"No, no. What happened was my son Toby was born on Jan. 27, 2006. My editor at Details called me at home when Toby was maybe a week or 10 days old. I was really tired, frustrated and vulnerable. And he wanted something for the April issue. We were riffing about generation X, I was whining and this screed poured out about the fucking crap culture and American Idol culture that I found so abhorrent. Whatever progress had been made in terms of fostering an alternative viewpoint in America, it failed miserably. The generation X viewpoint had been marginalized."
JG: "I think the Gen X viewpoint is indirection. The boomer and millennial viewpoint is "I want to be in the fucking spotlight." Gen Xers are uninterested in the spotlight. They're more interested in dodging it and doing good work quietly. I think there's a sort of comfort in the margins. Our influence on American culture has been in the shadows. It has been from the margins, even if we're talking about something as macro as Google. Its genesis was microcosmic."
JG: "It's weird the degree to which it seems to be, don't you think? Yet, people are unaware of how much they were formed by shared cultural influences. You know, whether it was just watching Gilligan's Island in reruns, or having some faint memory of Watergate and Vietnam, going through this phase in which a lot of people's parents got divorced, not in my case, but that's, I think, something that impacted a lot of Xers.
JG: "I think something like YouTube reflects Gen-X values. Craigslist, certainly. Wikipedia. Google. But instead of Gen-X values, why don't we talk about Gen-X head space. I think that, when you look at something like Wikipedia, something that's crowd-source like that, I mean, it reflects the same obsession with encyclopedic knowledge that, I think, a lot of Xers have. Instead of baseball statistics, a lot of X guys, for instance, are obsessed with Guided By Voices' B-sides. It's similar to me to a Tarantino movie, or a Beck song -- these pieces of art that are larded with cultural references, cultural allusions."
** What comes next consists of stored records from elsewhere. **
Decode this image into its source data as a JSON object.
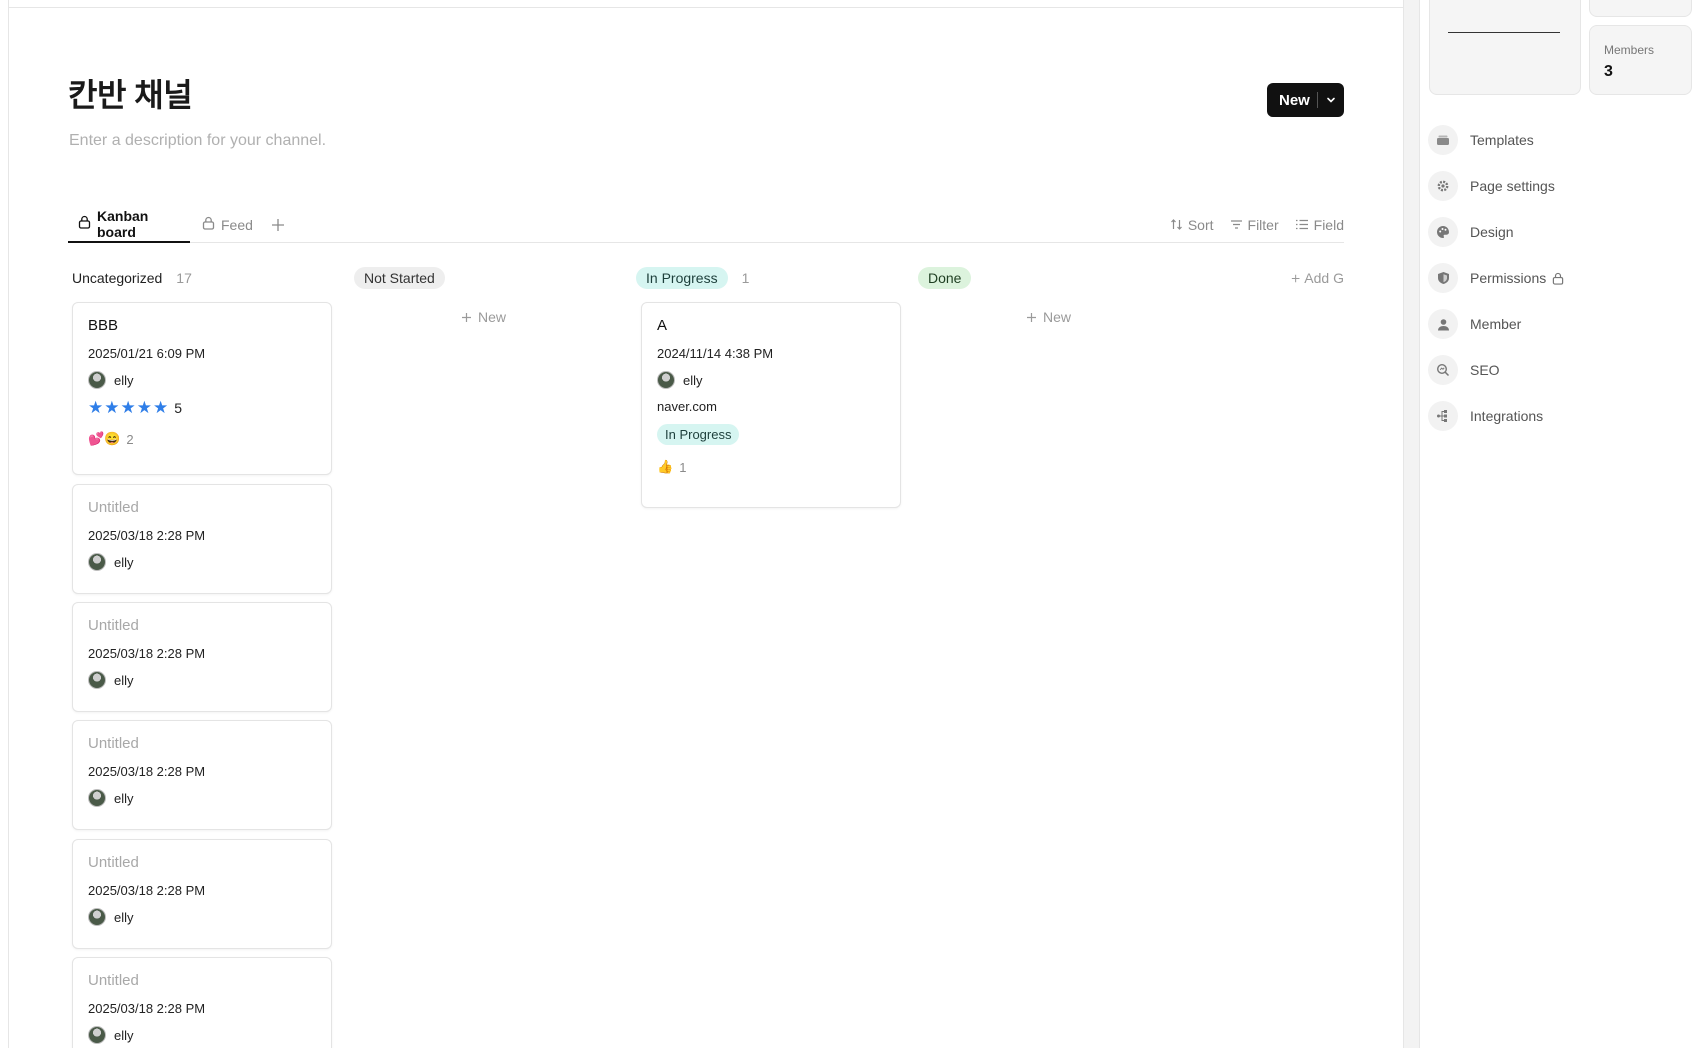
{
  "channel": {
    "title": "칸반 채널",
    "description_placeholder": "Enter a description for your channel."
  },
  "header": {
    "new_label": "New"
  },
  "tabs": [
    {
      "label": "Kanban board",
      "active": true,
      "icon": "lock-icon"
    },
    {
      "label": "Feed",
      "active": false,
      "icon": "lock-icon"
    }
  ],
  "toolbar": {
    "sort": "Sort",
    "filter": "Filter",
    "field": "Field"
  },
  "columns": {
    "uncategorized": {
      "label": "Uncategorized",
      "count": "17"
    },
    "not_started": {
      "label": "Not Started",
      "new_label": "New"
    },
    "in_progress": {
      "label": "In Progress",
      "count": "1"
    },
    "done": {
      "label": "Done",
      "new_label": "New"
    },
    "add_group": "Add G"
  },
  "cards": {
    "uncategorized": [
      {
        "title": "BBB",
        "date": "2025/01/21 6:09 PM",
        "user": "elly",
        "rating": "5",
        "reactions": "2"
      },
      {
        "title": "Untitled",
        "date": "2025/03/18 2:28 PM",
        "user": "elly"
      },
      {
        "title": "Untitled",
        "date": "2025/03/18 2:28 PM",
        "user": "elly"
      },
      {
        "title": "Untitled",
        "date": "2025/03/18 2:28 PM",
        "user": "elly"
      },
      {
        "title": "Untitled",
        "date": "2025/03/18 2:28 PM",
        "user": "elly"
      },
      {
        "title": "Untitled",
        "date": "2025/03/18 2:28 PM",
        "user": "elly"
      }
    ],
    "in_progress": [
      {
        "title": "A",
        "date": "2024/11/14 4:38 PM",
        "user": "elly",
        "link": "naver.com",
        "status": "In Progress",
        "reactions": "1"
      }
    ]
  },
  "sidebar": {
    "members_label": "Members",
    "members_value": "3",
    "menu": [
      {
        "label": "Templates",
        "icon": "template-icon"
      },
      {
        "label": "Page settings",
        "icon": "gear-icon"
      },
      {
        "label": "Design",
        "icon": "palette-icon"
      },
      {
        "label": "Permissions",
        "icon": "shield-icon"
      },
      {
        "label": "Member",
        "icon": "person-icon"
      },
      {
        "label": "SEO",
        "icon": "search-icon"
      },
      {
        "label": "Integrations",
        "icon": "integrations-icon"
      }
    ]
  },
  "colors": {
    "accent_dark": "#111111",
    "star": "#2f7ee8",
    "teal_pill": "#d6f5f1",
    "green_pill": "#dcf3dd",
    "gray_pill": "#eeeeee"
  }
}
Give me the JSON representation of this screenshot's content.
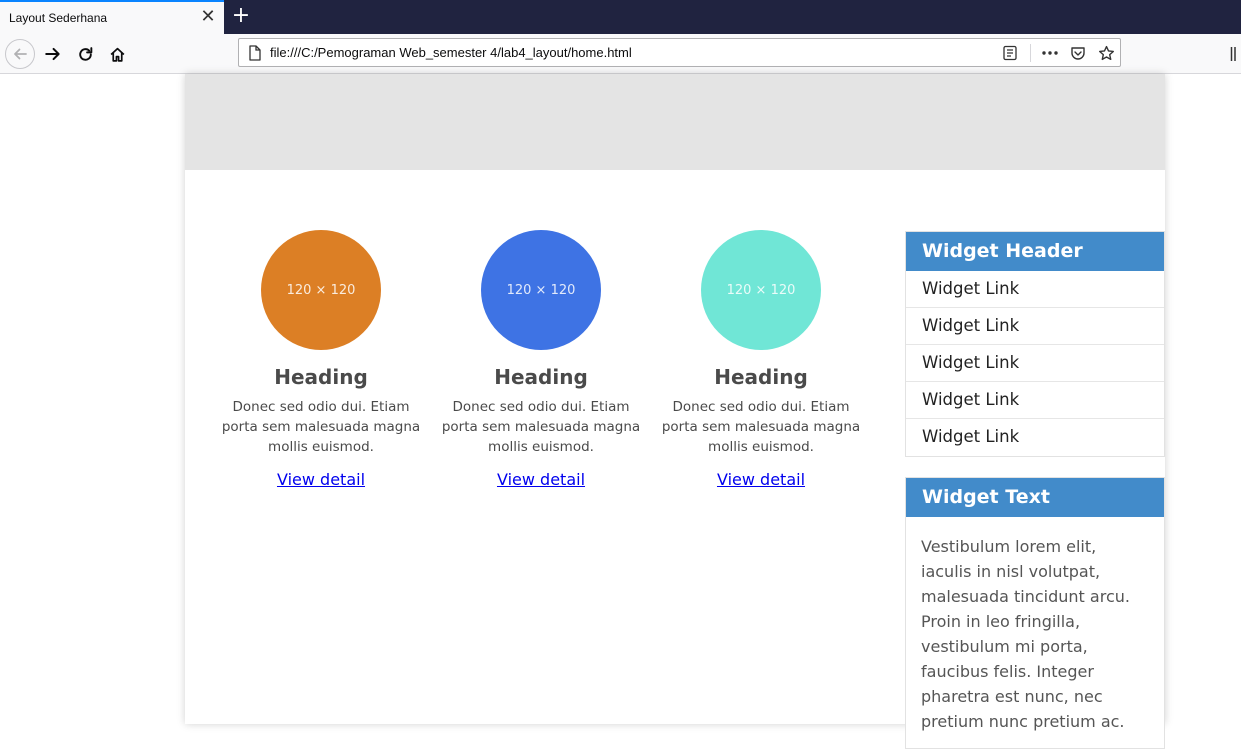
{
  "browser": {
    "tab_title": "Layout Sederhana",
    "tab_close": "✕",
    "new_tab": "+",
    "url": "file:///C:/Pemograman Web_semester 4/lab4_layout/home.html"
  },
  "cards": [
    {
      "image_text": "120 × 120",
      "color": "#dc7f25",
      "heading": "Heading",
      "text": "Donec sed odio dui. Etiam porta sem malesuada magna mollis euismod.",
      "link": "View detail"
    },
    {
      "image_text": "120 × 120",
      "color": "#3e73e4",
      "heading": "Heading",
      "text": "Donec sed odio dui. Etiam porta sem malesuada magna mollis euismod.",
      "link": "View detail"
    },
    {
      "image_text": "120 × 120",
      "color": "#70e6d6",
      "heading": "Heading",
      "text": "Donec sed odio dui. Etiam porta sem malesuada magna mollis euismod.",
      "link": "View detail"
    }
  ],
  "widgets": {
    "links_header": "Widget Header",
    "links": [
      "Widget Link",
      "Widget Link",
      "Widget Link",
      "Widget Link",
      "Widget Link"
    ],
    "text_header": "Widget Text",
    "text_body": "Vestibulum lorem elit, iaculis in nisl volutpat, malesuada tincidunt arcu. Proin in leo fringilla, vestibulum mi porta, faucibus felis. Integer pharetra est nunc, nec pretium nunc pretium ac."
  },
  "colors": {
    "widget_header": "#428bca",
    "header_band": "#e4e4e4",
    "tabbar": "#202340"
  }
}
JG: Well, I think Barack Obama's doing it. And I think part of it has to do with the incredible suckitude of the last eight years. I mean, it's astonishing what we've been through. Wait, what the hell am I saying? I'm a Yuppie. I haven't been through it. But what we've witnessed. Gitmo, Abu Ghraib, Katrina, the erosion of civil liberties, I mean, it's -- regardless of what party you're with, or like, what political perspective you have, these have been really distressing years. And I think, for Gen Xers I know who are libertarians, or are kind of old-school liberals, it's been so troubling that they've -- felt themselves compelled to get up and do something." 041b061a72